Kathakali has been a journalist for a decade and a half, working previously with The Telegraph and Times of India. An MA in political science and a Chevening Fellow, she writes on various themes--the business of sports, pop culture, startups, innovation--and co-produces the video series, From the Field. She is also part of the desk, editing, rewriting and putting the print edition to bed. Kathakali is a sports nut and collects autographs as a hobby. She enjoys travelling and music, and you'll often find her humming completely out of tune.
Dharmendra and Amitabh Bachchan, Sholay’s Veeru and Jay, had varying political allegiances
1. South Side Story Some of Tamil Nadu’s tallest political leaders have also been matinee idols. About four decades ago, MG Ramachandran (MGR) and Sivaji Ganesan took their on-screen rivalry off the screen as well. The former was a runaway hit, with a decade-long reign as the CM, while Ganesan floundered. MGR’s legacy was furthered by mentee and late CM J Jayalalithaa, herself a veteran of over 125 movies. Rajinikanth’s foray in politics, preceded by Kamal Haasan a few months ago, has evoked memories of the MGR-Ganesan saga and, with both looking to fill in the political vacuum created by Jaya’s death, a battle of charisma is on our hands. 2. The Bollywood cast Unlike their Southern counterparts, Bollywood stars in politics have mostly been confined to supporting roles. Sure, there have been surprises, like Rajesh Khanna nearly spoiling the party for LK Advani in 1991 or Govinda’s victory over then petroleum minister Ram Naik in 2004, but their performances haven’t been anything to write home about. Among the current MPs are Kirron Kher and Paresh Rawal, who’ve only managed to score a few headlines with controversial statements. Their senior colleagues, like Vinod Khanna and Shatrughan Sinha, fared better: Both served as cabinet ministers. But the late Sunil Dutt, a five-time MP and a minister, was perhaps the most respected. 3. The Sholay script (not) The lead cast of Sholay failed to make much impact in politics as it did with the iconic film. The inseparable Jai and Veeru, portrayed by Amitabh Bachchan and Dharmendra, had divergent allegiances, contrary to the promise they made in the melodious ‘Yeh Dosti’. Bachchan, a childhood friend of Rajiv Gandhi, won an election for the Congress on the late PM’s request, but distanced himself post-Bofors and grew close to then Samajwadi Party’s (SP) Amar Singh. His wife Jaya, the reticent Radha, earned an SP ticket to the Rajya Sabha, which she retained even after the party and the Bachchans fell out with Singh. Dharmendra became a BJP MP in 2004 while wife Hema Malini, the babbling Basanti, is a current MP.
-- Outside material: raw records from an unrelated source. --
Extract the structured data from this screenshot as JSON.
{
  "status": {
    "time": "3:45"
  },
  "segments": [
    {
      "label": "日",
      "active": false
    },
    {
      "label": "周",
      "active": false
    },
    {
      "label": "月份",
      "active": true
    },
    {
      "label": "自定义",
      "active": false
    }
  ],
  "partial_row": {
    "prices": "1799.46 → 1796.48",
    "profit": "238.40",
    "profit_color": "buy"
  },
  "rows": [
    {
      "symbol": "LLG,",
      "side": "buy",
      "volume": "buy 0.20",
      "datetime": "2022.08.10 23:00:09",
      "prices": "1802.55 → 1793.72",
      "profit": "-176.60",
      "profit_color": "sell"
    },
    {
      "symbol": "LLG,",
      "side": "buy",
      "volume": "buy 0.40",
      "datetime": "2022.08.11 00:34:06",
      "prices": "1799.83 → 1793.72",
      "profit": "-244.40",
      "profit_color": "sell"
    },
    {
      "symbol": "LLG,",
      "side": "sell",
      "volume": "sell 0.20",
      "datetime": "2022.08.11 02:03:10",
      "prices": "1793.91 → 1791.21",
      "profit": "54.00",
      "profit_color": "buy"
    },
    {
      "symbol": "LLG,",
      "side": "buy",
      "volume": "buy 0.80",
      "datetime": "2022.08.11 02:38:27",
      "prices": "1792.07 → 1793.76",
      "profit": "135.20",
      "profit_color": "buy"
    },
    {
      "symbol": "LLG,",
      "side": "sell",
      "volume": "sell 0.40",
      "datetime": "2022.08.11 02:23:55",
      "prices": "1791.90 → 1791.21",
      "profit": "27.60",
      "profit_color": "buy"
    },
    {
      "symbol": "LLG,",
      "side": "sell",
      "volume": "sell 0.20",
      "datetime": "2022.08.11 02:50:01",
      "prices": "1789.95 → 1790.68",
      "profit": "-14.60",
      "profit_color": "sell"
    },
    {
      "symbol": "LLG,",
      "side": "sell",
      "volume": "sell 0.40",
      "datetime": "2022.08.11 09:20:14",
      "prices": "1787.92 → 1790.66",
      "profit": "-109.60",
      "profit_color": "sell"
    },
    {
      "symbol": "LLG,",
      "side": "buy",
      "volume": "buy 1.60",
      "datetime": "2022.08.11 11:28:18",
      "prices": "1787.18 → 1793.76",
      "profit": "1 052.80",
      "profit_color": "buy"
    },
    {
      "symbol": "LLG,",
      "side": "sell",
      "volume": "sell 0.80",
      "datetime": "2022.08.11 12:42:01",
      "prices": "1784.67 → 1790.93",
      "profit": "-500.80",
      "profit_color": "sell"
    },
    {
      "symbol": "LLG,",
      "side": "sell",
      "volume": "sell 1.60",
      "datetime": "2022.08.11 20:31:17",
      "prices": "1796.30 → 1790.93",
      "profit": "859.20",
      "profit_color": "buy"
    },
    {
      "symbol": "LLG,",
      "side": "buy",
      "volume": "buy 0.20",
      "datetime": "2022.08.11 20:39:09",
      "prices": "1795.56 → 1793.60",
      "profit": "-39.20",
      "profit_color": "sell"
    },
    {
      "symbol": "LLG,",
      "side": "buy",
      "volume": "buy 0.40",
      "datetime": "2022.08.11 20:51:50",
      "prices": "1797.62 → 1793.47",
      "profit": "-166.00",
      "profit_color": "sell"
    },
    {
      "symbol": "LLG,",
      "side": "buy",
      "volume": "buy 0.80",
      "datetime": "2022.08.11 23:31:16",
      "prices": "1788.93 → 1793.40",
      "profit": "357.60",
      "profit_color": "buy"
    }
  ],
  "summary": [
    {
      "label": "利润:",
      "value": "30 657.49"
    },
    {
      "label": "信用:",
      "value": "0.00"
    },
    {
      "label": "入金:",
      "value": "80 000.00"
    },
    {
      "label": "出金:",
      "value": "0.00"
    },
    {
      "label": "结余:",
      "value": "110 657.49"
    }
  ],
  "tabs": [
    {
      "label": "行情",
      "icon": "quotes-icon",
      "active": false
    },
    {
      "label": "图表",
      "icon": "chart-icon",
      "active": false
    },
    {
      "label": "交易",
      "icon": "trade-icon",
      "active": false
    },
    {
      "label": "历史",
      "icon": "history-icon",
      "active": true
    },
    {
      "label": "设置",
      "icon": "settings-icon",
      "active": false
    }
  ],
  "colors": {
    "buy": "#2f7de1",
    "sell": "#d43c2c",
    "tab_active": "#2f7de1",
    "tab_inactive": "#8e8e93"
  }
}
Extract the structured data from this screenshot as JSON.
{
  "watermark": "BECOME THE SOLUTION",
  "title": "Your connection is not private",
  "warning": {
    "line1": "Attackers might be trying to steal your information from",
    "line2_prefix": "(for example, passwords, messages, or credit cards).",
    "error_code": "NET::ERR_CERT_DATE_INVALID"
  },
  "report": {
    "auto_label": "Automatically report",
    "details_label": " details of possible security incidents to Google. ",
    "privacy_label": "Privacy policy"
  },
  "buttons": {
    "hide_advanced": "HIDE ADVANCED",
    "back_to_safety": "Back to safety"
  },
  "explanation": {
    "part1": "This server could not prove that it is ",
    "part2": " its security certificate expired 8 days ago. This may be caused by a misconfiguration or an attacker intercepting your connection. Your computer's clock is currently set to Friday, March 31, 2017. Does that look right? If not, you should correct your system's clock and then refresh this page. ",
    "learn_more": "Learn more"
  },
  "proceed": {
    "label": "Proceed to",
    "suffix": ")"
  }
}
Clint Eastwood (right) in The Bridges of Madison County Image: Reuters
4 California Calling America’s Golden State is home to some of its most prominent cinestar-turned-politicos, the most famous being its 40th president Ronald Reagan. He appeared in over 50 films before being elected the California governor in 1966, and then a two-term president. In 2003, Arnold Schwarzenegger took over Reagan’s gubernatorial seat, beating the likes of porn star Mary Carey and media entrepreneur Arianna Huffington. Elsewhere in California, Oscar-winning director and Dirty Harry star Clint Eastwood won the mayor’s office in his hometown of Carmel in 1986 following a spat with the local planning board. So did Sonny Bono, the ‘I Got You Babe’ singer and Cher’s husband, who became the mayor of Palm Springs to get around local red tape.